## WORK ITEM
Every line below that has "name" in it should be copied.

## EXERCISE MATERIAL
☆ ☆ ☆

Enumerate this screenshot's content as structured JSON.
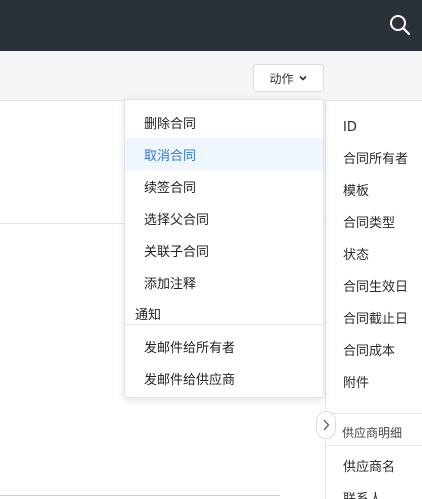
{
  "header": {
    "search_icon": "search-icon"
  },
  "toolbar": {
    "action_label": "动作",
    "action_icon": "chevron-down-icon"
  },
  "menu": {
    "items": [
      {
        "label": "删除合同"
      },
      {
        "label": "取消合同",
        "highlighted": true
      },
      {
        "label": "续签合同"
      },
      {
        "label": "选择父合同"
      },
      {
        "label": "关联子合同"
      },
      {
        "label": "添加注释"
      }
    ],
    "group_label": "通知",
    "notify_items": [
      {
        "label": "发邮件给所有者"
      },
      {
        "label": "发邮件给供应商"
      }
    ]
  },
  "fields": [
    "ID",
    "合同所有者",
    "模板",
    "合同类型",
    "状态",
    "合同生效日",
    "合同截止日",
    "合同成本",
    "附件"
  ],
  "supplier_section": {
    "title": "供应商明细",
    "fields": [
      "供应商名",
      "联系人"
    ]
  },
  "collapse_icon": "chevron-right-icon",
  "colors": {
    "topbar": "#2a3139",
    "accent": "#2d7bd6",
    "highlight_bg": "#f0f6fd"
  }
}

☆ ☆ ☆

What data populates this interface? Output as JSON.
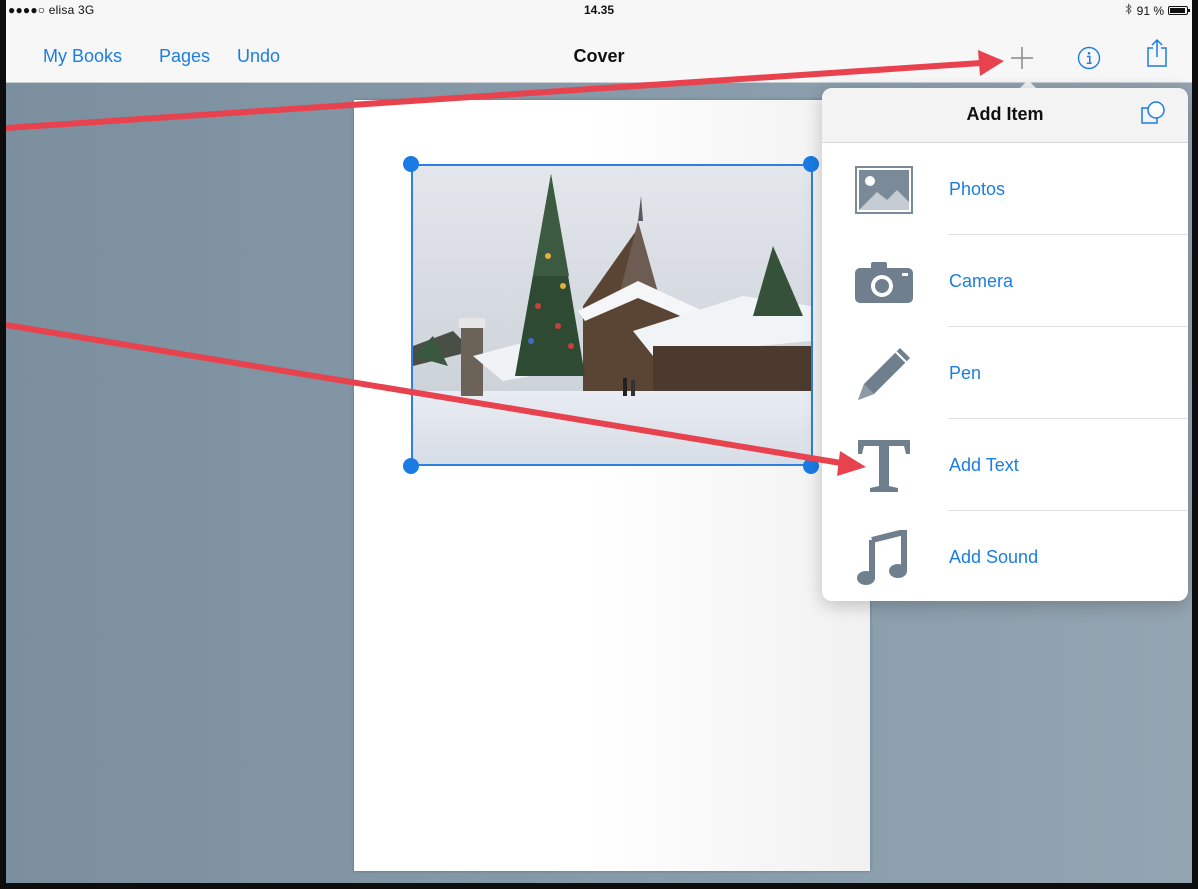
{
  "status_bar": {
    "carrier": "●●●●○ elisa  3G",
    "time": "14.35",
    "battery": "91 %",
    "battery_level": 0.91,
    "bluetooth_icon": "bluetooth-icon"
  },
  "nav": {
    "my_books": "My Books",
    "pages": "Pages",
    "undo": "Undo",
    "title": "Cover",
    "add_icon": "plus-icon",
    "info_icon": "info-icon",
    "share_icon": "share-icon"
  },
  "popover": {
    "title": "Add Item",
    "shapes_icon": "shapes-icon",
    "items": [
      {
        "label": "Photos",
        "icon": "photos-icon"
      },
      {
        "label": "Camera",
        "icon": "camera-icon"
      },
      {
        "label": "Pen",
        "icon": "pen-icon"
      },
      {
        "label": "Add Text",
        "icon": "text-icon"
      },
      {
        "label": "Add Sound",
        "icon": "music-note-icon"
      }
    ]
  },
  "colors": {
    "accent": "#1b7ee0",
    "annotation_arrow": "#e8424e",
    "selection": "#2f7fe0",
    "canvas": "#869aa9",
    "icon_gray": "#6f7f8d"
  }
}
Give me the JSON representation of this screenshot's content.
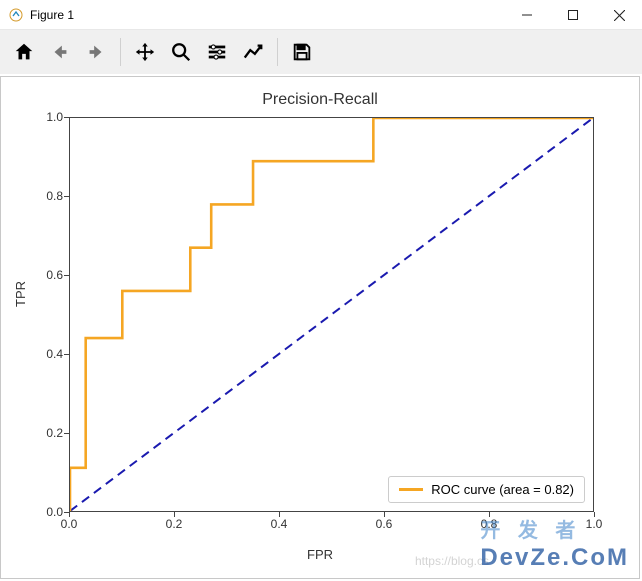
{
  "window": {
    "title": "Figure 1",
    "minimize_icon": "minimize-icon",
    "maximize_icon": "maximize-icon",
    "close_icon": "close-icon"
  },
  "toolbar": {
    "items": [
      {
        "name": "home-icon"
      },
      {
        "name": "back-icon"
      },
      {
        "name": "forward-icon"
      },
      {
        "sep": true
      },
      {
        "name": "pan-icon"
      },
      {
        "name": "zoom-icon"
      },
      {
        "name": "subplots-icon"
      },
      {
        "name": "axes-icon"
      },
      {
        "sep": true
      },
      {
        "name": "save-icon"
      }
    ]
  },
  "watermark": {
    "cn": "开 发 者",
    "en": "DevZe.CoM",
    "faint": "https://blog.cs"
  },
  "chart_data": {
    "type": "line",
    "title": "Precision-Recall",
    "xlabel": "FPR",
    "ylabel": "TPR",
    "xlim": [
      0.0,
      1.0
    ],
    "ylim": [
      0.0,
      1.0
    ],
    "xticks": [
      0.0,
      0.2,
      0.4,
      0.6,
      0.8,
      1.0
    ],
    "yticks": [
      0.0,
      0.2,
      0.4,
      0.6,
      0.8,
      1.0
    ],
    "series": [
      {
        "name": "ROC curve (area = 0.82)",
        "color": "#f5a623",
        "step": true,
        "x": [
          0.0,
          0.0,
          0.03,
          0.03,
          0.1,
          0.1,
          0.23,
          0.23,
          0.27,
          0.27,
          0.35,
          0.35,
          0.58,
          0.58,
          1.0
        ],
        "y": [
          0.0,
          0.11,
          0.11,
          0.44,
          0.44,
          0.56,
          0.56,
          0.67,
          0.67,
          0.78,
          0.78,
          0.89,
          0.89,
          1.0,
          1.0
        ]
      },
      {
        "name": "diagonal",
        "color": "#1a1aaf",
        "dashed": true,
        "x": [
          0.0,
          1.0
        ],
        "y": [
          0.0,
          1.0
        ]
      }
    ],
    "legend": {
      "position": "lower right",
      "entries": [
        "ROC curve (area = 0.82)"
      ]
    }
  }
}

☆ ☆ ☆

## YOUR SOLUTION
        "name": "home-icon"
        "name": "back-icon"
        "name": "forward-icon"
        "name": "pan-icon"
        "name": "zoom-icon"
        "name": "subplots-icon"
        "name": "axes-icon"
        "name": "save-icon"
        "name": "ROC curve (area = 0.82)",
        "name": "diagonal",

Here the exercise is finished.